  35. ^ Michelle MacAfee, "Online pharmacists hope to make fresh start with new Tory government", Canadian Press, 5 February 2006, 15:57.
  36. ^ Paul Egan, "Ministers rebuff call to dump Crocus director", Winnipeg Free Press, 12 April 2005, A3.
  37. ^ "Man. government won't be named in class-action suit by Crocus shareholders", Canadian Press, 9 July 2005, 21:03; Larry Kusch, "Crocus class action won't touch province", Winnipeg Free Press, 10 July 2005, A1.
  38. ^ Mia Rabson, "$70M set aside to clean up toxic mine sites", Winnipeg Free Press, 29 September 2006, A6.
  39. ^ Paul Samyn, "Manitoba pans green plan East-west grid isn't mentioned", Winnipeg Free Press, 20 October 2006, A5.
  40. ^ a b Mia Rabson, "Province has wish list for federal green cash", Winnipeg Free Press, 15 February 2007, A3.
  41. ^ Dennis Bueckert, "Lights out for incandescent bulbs", Winnipeg Free Press, 26 April 2007, A9.
  42. ^ Steve Pona, "Provincial rebates offered for hybrids", Winnipeg Free Press, 6 February 2007, B7.
  43. ^ Mia Rabson, "Sierra Club says hike hydro rates and tax polluters", Winnipeg Free Press, 27 June 2007, 4.

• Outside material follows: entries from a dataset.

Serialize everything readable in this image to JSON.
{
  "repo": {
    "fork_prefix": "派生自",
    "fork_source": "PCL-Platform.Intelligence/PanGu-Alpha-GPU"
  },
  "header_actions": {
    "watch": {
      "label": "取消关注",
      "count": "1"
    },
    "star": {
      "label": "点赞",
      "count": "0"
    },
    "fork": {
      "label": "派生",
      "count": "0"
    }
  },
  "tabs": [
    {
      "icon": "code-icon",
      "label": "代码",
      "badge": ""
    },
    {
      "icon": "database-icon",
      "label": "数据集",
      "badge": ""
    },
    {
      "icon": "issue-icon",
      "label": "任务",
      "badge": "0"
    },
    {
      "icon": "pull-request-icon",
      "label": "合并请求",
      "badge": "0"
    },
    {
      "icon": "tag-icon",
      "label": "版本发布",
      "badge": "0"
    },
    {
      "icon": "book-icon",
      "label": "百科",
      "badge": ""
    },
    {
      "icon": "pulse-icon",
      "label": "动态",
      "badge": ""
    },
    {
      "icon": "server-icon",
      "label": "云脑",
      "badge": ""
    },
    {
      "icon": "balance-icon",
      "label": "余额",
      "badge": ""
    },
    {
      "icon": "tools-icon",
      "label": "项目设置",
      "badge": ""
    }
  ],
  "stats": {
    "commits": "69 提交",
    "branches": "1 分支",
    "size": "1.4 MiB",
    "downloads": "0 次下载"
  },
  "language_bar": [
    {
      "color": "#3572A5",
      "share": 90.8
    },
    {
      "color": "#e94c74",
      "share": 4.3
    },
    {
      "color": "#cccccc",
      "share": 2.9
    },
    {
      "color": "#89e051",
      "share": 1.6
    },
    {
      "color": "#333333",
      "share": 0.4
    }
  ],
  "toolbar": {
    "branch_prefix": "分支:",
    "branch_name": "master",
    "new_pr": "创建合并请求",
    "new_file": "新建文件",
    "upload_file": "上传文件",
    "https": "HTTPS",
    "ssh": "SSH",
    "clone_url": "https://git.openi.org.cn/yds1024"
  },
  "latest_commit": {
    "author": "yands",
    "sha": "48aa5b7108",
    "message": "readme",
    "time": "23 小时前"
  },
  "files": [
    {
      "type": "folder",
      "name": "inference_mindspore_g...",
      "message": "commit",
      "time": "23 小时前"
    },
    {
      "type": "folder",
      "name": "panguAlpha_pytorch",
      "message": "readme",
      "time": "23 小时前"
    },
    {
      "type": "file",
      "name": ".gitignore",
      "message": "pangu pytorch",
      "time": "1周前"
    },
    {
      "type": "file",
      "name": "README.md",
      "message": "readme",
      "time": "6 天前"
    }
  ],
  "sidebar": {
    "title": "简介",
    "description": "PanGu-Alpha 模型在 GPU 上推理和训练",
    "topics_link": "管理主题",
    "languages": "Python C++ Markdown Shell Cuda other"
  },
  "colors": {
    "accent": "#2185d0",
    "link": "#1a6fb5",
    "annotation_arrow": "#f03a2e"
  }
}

  44. ^ Dan Lett, "Dene seek to halt uranium exploration", Winnipeg Free Press, 23 July 2007, 5.
  45. ^ David Kuxhaus, "Biodiesel lab to get $614,000", Winnipeg Free Press, 6 July 2007, A13.
  46. ^ "Biofuels development in Manitoba would move forward with proposed changes to legislation", eSource Canada Business News Network, 11 October 2007.
  47. ^ Jim Rondeau, "Let's welcome new biofuel era", Winnipeg Free Press, 28 October 2007, B6.
  48. ^ Martin Cash, "New tax credit promotes investment in mid-size businesses", Winnipeg Free Press, 8 January 2008, B4.

External links[edit]

Manitoba Provincial Government of Gary Doer
Cabinet posts (3)
Predecessor Office Successor
Scott Smith Minister of Competitiveness, Training and Trade
Andrew Swan
himself, Dave Chomiak* Minister of Science, Technology, Energy and Mines
Scott Smith Minister of Industry, Economic Development and Mines
himself, Scott Smith*
Special Cabinet Responsibilities
Predecessor Title Successor
position created in 2003 Minister responsible for Healthy Child Manitoba
Theresa Oswald
Diane McGifford Minister responsible for Seniors
Theresa Oswald
position created in 2003 Minister responsible for Healthy Living
This was a subset of the Ministry of Health.
Theresa Oswald